***** RECORDS SHOWN *****

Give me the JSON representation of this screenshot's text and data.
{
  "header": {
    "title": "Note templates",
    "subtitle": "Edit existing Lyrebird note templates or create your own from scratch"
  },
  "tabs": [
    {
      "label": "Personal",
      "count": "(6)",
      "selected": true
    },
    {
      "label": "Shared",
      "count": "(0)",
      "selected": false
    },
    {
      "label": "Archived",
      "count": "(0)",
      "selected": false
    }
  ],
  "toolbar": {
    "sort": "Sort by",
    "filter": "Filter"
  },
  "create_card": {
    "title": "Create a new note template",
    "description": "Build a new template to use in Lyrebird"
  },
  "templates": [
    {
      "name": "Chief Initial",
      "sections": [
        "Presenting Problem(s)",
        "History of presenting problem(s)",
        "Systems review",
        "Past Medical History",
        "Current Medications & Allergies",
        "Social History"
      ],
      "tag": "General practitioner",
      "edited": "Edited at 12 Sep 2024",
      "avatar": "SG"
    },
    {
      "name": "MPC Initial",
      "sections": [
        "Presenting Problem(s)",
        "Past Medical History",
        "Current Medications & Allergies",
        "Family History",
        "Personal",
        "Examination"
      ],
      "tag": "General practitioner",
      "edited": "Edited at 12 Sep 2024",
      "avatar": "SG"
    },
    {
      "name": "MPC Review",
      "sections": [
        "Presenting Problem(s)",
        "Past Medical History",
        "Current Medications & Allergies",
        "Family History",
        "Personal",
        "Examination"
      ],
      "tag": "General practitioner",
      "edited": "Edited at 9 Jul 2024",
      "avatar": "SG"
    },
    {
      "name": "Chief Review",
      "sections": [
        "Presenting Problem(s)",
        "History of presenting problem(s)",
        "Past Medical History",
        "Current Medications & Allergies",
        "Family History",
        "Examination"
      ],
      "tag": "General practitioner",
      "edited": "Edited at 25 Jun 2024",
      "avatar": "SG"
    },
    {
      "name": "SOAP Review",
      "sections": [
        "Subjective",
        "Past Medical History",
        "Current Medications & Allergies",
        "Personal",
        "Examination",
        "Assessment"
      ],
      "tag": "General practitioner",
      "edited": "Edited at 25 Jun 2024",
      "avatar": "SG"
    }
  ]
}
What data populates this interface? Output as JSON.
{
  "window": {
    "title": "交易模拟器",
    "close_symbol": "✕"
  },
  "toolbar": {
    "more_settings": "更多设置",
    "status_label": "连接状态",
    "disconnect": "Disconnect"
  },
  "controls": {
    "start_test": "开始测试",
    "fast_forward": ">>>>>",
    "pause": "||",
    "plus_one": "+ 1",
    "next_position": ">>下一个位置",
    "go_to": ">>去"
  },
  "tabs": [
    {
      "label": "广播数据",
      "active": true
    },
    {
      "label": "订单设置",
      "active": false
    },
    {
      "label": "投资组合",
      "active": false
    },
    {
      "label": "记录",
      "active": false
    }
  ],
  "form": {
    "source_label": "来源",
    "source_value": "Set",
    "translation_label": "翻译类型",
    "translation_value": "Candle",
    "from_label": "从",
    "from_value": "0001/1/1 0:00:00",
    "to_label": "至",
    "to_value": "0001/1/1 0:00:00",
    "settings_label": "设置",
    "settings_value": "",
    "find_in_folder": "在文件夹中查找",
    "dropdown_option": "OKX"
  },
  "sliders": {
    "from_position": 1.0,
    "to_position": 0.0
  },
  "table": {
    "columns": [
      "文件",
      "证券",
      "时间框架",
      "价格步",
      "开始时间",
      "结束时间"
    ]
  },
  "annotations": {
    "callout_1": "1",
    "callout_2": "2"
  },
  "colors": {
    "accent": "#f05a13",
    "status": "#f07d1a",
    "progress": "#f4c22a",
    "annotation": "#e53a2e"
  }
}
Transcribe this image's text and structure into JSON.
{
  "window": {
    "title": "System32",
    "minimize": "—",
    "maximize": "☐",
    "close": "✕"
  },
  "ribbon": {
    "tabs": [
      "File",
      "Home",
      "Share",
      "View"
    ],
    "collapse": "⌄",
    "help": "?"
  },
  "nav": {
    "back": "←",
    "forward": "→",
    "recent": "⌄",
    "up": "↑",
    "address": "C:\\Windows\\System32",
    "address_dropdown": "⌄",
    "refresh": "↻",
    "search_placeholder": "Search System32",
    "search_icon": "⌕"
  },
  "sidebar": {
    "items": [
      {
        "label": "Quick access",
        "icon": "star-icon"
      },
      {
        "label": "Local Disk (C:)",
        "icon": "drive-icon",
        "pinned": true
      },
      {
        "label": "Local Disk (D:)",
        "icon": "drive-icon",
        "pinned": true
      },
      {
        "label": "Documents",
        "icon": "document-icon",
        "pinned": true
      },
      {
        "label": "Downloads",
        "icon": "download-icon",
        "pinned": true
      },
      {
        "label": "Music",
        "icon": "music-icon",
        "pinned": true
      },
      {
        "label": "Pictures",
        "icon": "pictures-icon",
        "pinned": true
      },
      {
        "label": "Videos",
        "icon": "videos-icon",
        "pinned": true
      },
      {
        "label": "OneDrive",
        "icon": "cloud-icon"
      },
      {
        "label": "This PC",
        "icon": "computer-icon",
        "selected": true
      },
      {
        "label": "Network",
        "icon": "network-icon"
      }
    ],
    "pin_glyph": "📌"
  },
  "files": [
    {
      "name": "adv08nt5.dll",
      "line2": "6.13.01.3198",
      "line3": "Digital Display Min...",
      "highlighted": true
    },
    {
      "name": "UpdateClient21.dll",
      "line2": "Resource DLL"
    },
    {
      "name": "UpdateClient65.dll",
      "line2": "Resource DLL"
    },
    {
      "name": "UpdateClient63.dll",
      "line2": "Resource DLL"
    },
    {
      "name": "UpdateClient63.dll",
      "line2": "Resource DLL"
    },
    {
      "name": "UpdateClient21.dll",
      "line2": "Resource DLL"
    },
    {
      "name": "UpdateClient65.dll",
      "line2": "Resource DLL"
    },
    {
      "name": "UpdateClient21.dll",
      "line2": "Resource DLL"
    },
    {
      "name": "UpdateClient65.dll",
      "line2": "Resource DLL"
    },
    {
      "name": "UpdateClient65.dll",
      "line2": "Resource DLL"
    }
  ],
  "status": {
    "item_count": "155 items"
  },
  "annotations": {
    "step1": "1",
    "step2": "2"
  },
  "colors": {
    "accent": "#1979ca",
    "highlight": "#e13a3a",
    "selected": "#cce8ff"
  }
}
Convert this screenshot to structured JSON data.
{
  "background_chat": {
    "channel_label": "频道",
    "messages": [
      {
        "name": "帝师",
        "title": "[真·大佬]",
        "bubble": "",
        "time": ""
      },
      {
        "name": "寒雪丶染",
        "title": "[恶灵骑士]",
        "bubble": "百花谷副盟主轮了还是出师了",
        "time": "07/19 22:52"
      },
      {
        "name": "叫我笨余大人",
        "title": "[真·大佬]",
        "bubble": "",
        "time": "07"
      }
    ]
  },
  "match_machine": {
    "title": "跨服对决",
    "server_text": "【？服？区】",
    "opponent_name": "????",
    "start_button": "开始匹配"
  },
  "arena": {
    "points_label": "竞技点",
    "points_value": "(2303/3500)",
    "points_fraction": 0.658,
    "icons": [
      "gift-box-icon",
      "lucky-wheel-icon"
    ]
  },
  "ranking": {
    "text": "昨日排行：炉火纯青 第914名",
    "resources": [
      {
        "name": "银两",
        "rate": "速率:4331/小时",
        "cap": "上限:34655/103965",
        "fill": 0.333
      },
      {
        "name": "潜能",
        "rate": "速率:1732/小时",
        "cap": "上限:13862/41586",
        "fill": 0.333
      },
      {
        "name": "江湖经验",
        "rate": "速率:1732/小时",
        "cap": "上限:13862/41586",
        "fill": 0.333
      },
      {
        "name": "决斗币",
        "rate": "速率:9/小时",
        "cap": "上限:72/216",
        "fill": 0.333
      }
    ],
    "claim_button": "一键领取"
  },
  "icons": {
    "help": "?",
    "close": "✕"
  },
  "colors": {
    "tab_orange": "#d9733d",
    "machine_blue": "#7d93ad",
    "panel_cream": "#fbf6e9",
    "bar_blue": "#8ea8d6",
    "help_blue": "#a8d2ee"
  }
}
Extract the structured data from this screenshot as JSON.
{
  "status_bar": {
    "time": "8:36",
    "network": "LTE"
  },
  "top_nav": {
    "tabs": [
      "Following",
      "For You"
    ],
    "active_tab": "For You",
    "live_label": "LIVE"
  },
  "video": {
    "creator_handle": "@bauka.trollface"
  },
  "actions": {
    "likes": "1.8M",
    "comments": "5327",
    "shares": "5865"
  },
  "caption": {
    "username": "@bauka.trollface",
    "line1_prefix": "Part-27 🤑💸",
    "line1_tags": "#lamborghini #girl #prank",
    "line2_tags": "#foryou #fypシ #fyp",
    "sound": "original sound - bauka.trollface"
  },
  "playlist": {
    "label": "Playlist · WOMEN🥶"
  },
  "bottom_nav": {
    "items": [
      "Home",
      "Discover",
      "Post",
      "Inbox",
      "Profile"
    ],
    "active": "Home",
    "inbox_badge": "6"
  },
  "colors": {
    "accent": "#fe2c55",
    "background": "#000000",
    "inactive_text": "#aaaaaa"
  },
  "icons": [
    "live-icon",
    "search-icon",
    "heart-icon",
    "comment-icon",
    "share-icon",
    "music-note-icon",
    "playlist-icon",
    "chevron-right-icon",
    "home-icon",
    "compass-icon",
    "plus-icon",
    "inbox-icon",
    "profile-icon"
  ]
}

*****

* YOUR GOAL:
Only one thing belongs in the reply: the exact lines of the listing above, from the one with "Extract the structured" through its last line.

* ANSWER SPACE:
Extract the structured data from this screenshot as JSON.
{
  "status_bar": {
    "time": "8:36",
    "network": "LTE"
  },
  "top_nav": {
    "tabs": [
      "Following",
      "For You"
    ],
    "active_tab": "For You",
    "live_label": "LIVE"
  },
  "video": {
    "creator_handle": "@bauka.trollface"
  },
  "actions": {
    "likes": "1.8M",
    "comments": "5327",
    "shares": "5865"
  },
  "caption": {
    "username": "@bauka.trollface",
    "line1_prefix": "Part-27 🤑💸",
    "line1_tags": "#lamborghini #girl #prank",
    "line2_tags": "#foryou #fypシ #fyp",
    "sound": "original sound - bauka.trollface"
  },
  "playlist": {
    "label": "Playlist · WOMEN🥶"
  },
  "bottom_nav": {
    "items": [
      "Home",
      "Discover",
      "Post",
      "Inbox",
      "Profile"
    ],
    "active": "Home",
    "inbox_badge": "6"
  },
  "colors": {
    "accent": "#fe2c55",
    "background": "#000000",
    "inactive_text": "#aaaaaa"
  },
  "icons": [
    "live-icon",
    "search-icon",
    "heart-icon",
    "comment-icon",
    "share-icon",
    "music-note-icon",
    "playlist-icon",
    "chevron-right-icon",
    "home-icon",
    "compass-icon",
    "plus-icon",
    "inbox-icon",
    "profile-icon"
  ]
}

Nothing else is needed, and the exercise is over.